Another heavily-armed militia arrived Saturday at the Oregon wildlife refuge that has been occupied for a week, raising tensions in a community that is already on edge.
Members of the new group, known as the Pacific Patriots Network, arrived donning bullet proof vests, camouflage gear, and several magazines of ammo at the Malheur National Wildlife Refuge.
Different groups and members of militias have taken over the refuge for a week, and have demanded the return of federal lands to ranchers, the release of two convicted local ranchers, and an end to federal "overreach."
But the presence of the new militia seemed to have significantly changed the mood at the refuge, and raised concerns among the original group that the newcomers' presence could escalate what has already been a tense standoff with local law enforcement.
However, after meeting with leaders of the original occupying group, members of the Pacific Patriots Network left the refuge Saturday just hours after their arrival.
"I just shook hands, and hugged, and they were gone," LaVoy Finicum, one of the leaders at the refuge told BuzzFeed News. "I know they are a great support to us, and it's always been a support from a distance."
Finicum would not say whether the group was invited to the refuge, or if they were asked to leave. However, he said he was concerned that having a heavily armed group patrolling the area around the refuge could raise tensions in the community.
"Things are actually really good, we're feeling very safe right now," he said. "It's really starting to wind down, at least in pressure."

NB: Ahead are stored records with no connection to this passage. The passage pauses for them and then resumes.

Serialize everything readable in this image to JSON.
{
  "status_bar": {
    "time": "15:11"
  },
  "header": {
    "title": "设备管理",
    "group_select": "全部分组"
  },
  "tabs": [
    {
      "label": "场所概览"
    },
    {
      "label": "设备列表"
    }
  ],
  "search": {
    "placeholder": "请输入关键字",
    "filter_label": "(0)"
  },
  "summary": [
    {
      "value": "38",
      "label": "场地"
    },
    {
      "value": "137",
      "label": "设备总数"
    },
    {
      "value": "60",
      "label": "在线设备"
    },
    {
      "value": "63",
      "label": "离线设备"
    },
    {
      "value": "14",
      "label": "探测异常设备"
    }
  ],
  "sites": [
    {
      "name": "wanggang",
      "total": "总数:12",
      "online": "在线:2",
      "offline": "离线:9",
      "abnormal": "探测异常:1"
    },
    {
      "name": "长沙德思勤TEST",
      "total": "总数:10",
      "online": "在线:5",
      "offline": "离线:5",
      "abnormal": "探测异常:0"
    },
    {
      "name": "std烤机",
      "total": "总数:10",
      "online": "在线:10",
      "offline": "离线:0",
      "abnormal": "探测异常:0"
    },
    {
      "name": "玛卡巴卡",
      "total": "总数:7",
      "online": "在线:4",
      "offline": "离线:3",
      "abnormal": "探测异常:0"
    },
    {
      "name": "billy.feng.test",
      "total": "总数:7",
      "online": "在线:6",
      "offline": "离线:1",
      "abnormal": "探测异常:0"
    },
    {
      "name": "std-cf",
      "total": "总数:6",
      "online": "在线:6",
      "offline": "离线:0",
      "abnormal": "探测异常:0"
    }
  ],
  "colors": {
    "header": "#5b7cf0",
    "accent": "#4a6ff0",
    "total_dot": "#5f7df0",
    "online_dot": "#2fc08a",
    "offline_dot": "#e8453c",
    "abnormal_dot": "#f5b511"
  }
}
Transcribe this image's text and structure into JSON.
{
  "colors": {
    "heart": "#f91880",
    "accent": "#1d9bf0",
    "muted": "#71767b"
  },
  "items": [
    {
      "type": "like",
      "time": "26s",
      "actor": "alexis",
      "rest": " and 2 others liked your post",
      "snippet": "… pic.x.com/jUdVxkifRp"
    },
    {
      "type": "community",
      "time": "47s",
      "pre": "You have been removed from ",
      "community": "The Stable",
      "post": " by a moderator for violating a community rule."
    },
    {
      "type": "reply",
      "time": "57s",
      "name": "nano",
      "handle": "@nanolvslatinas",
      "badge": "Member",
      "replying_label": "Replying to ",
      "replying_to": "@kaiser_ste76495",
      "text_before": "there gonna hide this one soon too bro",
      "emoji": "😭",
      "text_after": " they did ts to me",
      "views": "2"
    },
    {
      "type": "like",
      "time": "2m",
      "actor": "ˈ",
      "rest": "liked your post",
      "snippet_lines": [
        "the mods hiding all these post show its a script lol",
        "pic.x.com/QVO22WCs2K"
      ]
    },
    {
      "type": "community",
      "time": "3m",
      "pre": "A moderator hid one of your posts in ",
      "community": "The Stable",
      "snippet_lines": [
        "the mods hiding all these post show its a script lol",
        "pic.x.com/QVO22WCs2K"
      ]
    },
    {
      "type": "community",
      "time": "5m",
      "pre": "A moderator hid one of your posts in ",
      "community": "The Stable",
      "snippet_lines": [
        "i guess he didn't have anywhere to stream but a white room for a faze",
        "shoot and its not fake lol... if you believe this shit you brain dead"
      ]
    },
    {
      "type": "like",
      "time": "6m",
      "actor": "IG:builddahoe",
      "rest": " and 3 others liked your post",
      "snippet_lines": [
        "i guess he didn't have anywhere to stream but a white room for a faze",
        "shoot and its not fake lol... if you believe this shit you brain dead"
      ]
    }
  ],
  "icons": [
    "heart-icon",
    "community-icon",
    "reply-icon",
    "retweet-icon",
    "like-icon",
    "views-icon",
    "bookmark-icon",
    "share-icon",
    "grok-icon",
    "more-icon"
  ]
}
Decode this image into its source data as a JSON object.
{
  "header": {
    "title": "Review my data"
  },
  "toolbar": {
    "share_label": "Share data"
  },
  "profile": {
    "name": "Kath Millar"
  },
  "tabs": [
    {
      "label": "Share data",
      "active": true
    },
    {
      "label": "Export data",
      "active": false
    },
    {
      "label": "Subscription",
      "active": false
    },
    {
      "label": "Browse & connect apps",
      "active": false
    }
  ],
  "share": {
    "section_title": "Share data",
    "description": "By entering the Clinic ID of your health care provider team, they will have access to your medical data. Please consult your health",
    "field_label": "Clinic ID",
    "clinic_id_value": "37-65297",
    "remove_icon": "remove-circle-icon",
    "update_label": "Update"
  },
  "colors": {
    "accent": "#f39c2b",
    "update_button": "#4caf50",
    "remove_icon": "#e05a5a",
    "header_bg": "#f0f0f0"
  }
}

Though many of the first occupiers were armed, most were limited to handguns that remained holstered — at least in public. Some semi-automatic rifles were observed this week by BuzzFeed News inside vehicles, barracks, and carried by at least one person.
Press and local residents were allowed to go into the refuge as well, though they weren't allowed to walk into some occupied buildings.
But when members of the Pacific Patriots Network arrived, several journalists reported being brushed aside by members of the militia, who were heavily armed and began limiting access to the refuge.
According to the group's website, leaders of the Pacific Patriot's Network put out an "Immediate Call To Action" to members, calling on them to "secure a perimeter around the Wildlife Refuge."
The purpose, according to the alert, was to "prevent a Waco-style situation from unfolding during this peaceful occupation."
Their departure, however seemed unplanned.
In the militia's call to action, it stated the group planned to, "serve as a neutral third-party intermediary to prevent bloodshed."
Members of the group did not immediately return BuzzFeed News' requests for comment.
Finicum told BuzzFeed News he did not know if there were any plans for the group to return.
Burns, the city about 30 miles from the refuge, has been on edge since the beginning of the occupation. Schools have closed as a precaution, some residents have left town, and the sheriff reported that deputies have been followed home and harassed.
Wednesday, Harney County Sheriff Dave Ward held a community meeting attended by more than 500 residents — a majority of whom seemed to agree that the original armed group that took over the refuge should go home.
Though many of the grievances about the federal government and land issues — particularly dealings with the Bureau of Land Management — have struck a chord in the largely ranching community, many residents said they were willing to take on the fight without the group at the refuge.
Ward met with the leader of the group, Ammon Bundy, Thursday and asked the group to leave. Ward cancelled a second meeting Friday after Bundy said the group had no plans to leave.
Finicum told BuzzFeed News that although there was no timeline on when the group expected to leave, they were working with local residents to find a resolution and help them continue fighting.
"We're getting ready to pass the baton to the citizens of Harney County, and we can go home," he said.